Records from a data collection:
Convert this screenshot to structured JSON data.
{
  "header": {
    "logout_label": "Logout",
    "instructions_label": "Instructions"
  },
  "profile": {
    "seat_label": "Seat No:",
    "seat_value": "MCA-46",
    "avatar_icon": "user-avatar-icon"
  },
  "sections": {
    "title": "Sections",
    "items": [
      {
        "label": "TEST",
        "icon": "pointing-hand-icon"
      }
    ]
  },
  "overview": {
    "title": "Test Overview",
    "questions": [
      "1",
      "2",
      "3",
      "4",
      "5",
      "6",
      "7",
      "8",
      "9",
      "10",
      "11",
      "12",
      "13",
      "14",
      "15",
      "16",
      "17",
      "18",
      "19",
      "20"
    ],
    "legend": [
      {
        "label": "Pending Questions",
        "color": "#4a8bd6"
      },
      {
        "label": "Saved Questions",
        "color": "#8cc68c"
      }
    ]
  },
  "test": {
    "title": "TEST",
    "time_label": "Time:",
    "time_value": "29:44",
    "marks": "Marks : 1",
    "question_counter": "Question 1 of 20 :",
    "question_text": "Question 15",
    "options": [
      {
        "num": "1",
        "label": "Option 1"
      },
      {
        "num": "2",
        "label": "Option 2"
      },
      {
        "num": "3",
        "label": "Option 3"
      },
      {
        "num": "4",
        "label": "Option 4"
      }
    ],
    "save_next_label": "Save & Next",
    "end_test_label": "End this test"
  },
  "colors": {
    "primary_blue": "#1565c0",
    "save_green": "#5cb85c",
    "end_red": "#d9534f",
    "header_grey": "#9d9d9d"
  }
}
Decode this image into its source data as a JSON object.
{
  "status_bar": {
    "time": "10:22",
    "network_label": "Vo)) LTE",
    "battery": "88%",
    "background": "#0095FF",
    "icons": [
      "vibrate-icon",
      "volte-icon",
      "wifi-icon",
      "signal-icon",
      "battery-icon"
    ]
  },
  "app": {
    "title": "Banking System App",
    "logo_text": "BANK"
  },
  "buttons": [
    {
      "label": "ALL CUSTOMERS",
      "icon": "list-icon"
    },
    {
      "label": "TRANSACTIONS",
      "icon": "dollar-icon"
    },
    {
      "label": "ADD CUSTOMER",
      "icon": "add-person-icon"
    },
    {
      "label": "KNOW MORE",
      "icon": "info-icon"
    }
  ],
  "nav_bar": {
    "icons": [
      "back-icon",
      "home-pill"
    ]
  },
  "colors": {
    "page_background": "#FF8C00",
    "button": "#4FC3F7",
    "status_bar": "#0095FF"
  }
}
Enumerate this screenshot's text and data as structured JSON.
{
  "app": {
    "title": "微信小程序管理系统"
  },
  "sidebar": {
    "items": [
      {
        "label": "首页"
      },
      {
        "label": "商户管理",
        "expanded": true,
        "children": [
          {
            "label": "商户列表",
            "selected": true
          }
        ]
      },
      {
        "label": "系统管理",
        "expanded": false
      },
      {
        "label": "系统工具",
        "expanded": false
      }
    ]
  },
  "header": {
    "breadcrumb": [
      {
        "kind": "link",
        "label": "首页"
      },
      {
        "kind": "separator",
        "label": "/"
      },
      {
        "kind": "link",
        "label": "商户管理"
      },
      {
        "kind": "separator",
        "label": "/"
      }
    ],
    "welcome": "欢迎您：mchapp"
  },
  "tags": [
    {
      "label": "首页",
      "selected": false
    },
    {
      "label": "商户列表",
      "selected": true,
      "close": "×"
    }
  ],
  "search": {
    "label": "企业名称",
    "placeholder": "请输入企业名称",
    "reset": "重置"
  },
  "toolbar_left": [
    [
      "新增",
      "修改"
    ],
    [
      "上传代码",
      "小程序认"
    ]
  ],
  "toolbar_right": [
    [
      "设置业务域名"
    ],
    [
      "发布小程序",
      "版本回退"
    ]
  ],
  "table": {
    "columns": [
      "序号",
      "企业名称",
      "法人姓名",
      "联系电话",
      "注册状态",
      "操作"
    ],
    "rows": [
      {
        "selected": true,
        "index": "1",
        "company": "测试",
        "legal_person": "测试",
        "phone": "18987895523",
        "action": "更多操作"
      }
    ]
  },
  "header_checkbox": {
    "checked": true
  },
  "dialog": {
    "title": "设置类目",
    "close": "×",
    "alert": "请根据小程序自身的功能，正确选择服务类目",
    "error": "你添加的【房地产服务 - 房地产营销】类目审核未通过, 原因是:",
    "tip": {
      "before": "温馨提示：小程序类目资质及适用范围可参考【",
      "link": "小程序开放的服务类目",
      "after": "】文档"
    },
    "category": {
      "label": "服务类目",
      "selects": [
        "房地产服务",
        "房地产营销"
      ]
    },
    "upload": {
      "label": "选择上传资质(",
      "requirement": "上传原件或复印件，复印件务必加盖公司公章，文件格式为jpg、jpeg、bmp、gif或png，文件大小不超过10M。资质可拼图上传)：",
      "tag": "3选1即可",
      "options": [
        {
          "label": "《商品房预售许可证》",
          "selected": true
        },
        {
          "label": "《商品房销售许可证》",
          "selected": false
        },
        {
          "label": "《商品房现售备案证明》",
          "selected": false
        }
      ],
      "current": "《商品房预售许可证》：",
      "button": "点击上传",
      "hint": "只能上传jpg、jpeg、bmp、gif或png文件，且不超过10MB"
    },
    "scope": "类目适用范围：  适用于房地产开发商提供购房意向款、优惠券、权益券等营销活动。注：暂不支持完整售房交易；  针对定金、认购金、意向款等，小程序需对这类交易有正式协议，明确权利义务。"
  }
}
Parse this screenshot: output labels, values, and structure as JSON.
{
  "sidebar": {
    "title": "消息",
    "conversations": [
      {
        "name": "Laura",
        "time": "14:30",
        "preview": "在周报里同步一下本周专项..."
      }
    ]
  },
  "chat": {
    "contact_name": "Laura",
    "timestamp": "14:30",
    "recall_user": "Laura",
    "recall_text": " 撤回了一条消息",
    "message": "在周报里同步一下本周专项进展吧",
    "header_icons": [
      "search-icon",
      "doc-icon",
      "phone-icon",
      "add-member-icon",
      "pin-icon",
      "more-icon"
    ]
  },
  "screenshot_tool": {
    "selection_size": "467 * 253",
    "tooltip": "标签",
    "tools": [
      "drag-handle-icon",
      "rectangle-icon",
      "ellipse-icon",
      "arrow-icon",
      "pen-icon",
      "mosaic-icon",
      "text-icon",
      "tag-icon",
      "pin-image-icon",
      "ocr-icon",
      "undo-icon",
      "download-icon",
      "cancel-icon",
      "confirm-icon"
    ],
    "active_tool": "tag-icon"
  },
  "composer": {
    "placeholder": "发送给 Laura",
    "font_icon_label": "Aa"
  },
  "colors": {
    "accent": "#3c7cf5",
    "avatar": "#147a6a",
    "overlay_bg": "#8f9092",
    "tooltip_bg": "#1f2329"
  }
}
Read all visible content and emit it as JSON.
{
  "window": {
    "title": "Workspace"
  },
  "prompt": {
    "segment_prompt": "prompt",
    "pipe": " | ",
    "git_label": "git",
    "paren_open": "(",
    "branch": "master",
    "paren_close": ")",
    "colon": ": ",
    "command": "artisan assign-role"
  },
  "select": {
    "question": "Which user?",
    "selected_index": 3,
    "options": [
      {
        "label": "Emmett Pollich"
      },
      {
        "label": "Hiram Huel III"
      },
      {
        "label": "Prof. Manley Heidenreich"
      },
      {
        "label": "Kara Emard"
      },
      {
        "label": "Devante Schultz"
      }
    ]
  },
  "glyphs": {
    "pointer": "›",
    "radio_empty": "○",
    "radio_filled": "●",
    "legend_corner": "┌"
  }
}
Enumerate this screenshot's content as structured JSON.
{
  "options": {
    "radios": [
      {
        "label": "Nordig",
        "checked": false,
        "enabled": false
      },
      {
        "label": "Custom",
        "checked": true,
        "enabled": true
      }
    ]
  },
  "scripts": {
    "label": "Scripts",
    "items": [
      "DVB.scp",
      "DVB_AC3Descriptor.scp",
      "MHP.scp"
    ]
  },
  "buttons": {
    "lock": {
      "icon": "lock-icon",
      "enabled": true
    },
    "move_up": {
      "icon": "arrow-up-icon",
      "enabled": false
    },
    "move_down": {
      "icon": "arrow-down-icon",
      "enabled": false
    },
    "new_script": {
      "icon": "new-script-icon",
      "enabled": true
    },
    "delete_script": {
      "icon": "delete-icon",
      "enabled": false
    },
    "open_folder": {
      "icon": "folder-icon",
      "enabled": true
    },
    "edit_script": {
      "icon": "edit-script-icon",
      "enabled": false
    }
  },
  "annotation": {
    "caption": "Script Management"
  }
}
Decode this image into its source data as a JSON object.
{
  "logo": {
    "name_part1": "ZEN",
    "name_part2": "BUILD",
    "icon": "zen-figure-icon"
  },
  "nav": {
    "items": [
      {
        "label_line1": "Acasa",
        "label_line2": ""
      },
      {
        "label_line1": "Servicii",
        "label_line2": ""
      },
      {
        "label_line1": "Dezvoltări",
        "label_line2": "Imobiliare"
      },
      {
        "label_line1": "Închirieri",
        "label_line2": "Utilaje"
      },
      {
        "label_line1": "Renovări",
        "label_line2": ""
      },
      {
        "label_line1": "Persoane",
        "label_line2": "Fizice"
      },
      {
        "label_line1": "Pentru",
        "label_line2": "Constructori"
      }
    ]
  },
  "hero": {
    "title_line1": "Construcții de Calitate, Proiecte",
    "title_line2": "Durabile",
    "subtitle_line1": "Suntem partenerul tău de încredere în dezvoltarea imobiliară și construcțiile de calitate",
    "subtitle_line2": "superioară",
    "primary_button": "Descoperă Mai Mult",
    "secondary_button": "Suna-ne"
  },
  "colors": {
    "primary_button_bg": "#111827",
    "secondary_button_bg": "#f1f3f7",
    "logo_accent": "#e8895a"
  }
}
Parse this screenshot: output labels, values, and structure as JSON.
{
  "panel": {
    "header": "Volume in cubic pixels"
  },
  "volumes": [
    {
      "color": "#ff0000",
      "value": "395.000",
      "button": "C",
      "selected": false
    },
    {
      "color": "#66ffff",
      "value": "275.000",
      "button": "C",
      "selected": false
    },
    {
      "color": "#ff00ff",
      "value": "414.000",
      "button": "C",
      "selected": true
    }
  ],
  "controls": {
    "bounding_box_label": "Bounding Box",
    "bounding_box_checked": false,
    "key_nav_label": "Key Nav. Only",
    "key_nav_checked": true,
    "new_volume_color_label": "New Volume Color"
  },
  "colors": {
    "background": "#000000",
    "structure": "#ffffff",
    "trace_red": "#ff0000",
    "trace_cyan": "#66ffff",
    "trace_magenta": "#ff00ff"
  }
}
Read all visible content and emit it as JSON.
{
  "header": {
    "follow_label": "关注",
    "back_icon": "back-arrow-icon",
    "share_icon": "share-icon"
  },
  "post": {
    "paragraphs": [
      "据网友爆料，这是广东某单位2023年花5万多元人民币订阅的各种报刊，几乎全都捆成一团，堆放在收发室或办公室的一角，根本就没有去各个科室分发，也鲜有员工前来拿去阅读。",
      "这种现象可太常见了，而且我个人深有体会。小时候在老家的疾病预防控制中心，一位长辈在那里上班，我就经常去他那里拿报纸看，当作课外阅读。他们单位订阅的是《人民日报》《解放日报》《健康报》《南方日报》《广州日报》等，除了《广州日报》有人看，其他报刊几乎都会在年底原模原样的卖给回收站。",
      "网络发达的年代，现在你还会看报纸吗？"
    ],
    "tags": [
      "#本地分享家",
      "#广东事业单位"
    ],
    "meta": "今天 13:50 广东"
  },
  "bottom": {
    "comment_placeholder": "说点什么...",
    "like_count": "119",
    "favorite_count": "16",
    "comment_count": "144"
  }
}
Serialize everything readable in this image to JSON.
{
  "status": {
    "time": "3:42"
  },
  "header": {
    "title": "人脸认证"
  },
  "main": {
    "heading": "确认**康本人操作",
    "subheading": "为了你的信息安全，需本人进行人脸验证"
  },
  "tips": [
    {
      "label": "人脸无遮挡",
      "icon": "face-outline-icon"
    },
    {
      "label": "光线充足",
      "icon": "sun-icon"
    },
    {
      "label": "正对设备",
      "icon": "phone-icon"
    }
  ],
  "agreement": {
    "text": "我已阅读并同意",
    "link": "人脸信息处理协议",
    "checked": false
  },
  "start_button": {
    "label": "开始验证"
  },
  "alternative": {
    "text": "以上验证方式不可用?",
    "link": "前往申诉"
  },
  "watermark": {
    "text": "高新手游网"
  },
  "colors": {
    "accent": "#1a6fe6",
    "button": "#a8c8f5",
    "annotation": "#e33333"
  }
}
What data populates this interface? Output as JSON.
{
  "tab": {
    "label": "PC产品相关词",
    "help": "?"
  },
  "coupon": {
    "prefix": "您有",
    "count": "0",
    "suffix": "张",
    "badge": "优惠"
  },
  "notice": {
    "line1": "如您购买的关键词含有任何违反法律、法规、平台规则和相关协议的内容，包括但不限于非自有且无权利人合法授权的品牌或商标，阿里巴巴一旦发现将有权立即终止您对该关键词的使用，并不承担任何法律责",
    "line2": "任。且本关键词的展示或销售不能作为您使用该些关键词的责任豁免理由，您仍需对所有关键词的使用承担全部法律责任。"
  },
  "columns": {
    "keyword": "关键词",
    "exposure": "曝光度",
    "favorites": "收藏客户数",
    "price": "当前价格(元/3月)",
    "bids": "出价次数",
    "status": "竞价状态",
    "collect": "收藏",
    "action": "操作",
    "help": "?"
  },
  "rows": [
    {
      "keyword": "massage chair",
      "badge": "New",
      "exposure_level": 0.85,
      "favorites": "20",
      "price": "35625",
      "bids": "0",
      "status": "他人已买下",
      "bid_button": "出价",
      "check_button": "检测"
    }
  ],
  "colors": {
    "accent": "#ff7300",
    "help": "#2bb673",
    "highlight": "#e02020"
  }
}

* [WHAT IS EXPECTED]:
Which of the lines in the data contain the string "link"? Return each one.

* [SOLUTION TO THIS EXERCISE]:
        "kind": "link",
        "kind": "link",
      "link": "小程序开放的服务类目",
    "link": "人脸信息处理协议",
    "link": "前往申诉"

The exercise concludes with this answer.